Rep. Trent Franks (R-Ariz.) introduced HR 1797 last month in an attempt to restrict legal reproductive health care services for women living in the District of Columbia—but Franks recently announced he plans to amend the bill to apply its restrictions nationwide.
Nancy Northup, president and CEO of the Center for Reproductive Rights, called on members of the Judiciary Committee to reject the unconstitutional bill:
“It is no small irony that Rep. Franks is using the Subcommittee on the Constitution to advance legislation attacking the firmly established constitutional rights of women.

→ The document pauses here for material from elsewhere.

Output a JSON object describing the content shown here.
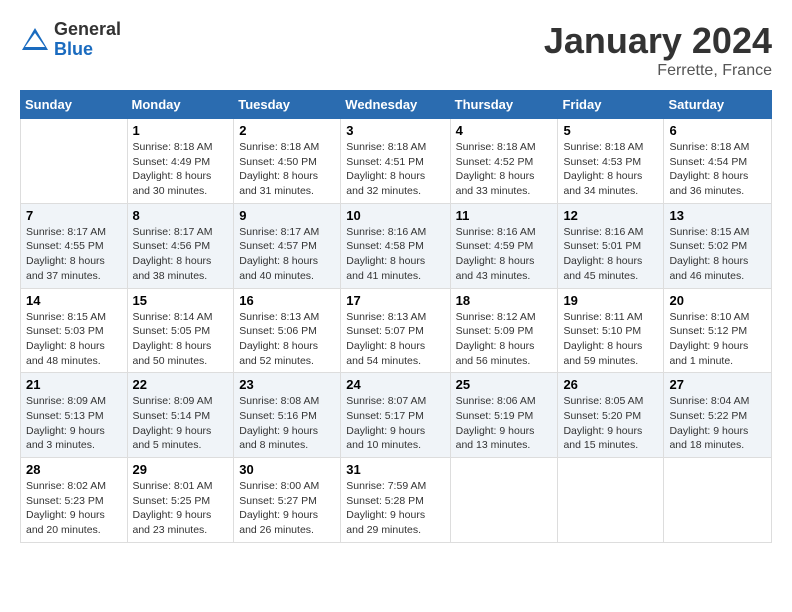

“Everywhere that similarly unconstitutional laws have been challenged in the courts—including Rep. Franks’ home state of Arizona just this week—they have been blocked before they could jeopardize women’s health and lives.
“Congress should be in the business of protecting the rights of Americans, not seeking to intrude upon their personal, private decisions about their health, families, and future in ways that would damage all three. We urge members of Congress to reject this attempt to legislate away women’s autonomy, dignity, and fundamental human rights.”
Today’s hearing will include testimony from George Washington University professor Christy Zink, who will once again relay her experience of needing an abortion at 21 weeks of pregnancy after discovering severe fetal anomalies. HR 1797, which establishes criminal penalties for providers who perform abortions beyond 20 weeks, would imperil the life, health, and decision-making ability of women like Zink if enacted into law.
Following a lawsuit filed by the Center and the ACLU, a similar ban enacted in Franks’ home state of Arizona was permanently struck down by the U.S. Ninth Circuit Court of Appeals on May 21. A similar law in Idaho was ruled unconstitutional by a federal district judge earlier this year and a state court temporarily blocked a 20-week ban in Georgia in December 2012.
Further exposing Franks’ hostility toward women’s reproductive health care and their doctors, in support of the bill he has invoked the horrific crimes of Dr. Kermit Gosnell in Philadelphia.
“Rep. Franks is cynically capitalizing on a horrific crime to further his harmful agenda to restrict women’s reproductive rights,” added Northup. “Onerous and medically unnecessary restrictions on abortion only drive good reproductive health care providers out of practice and make safe and legal abortion that much more difficult to obtain, especially for poor and marginalized communities.”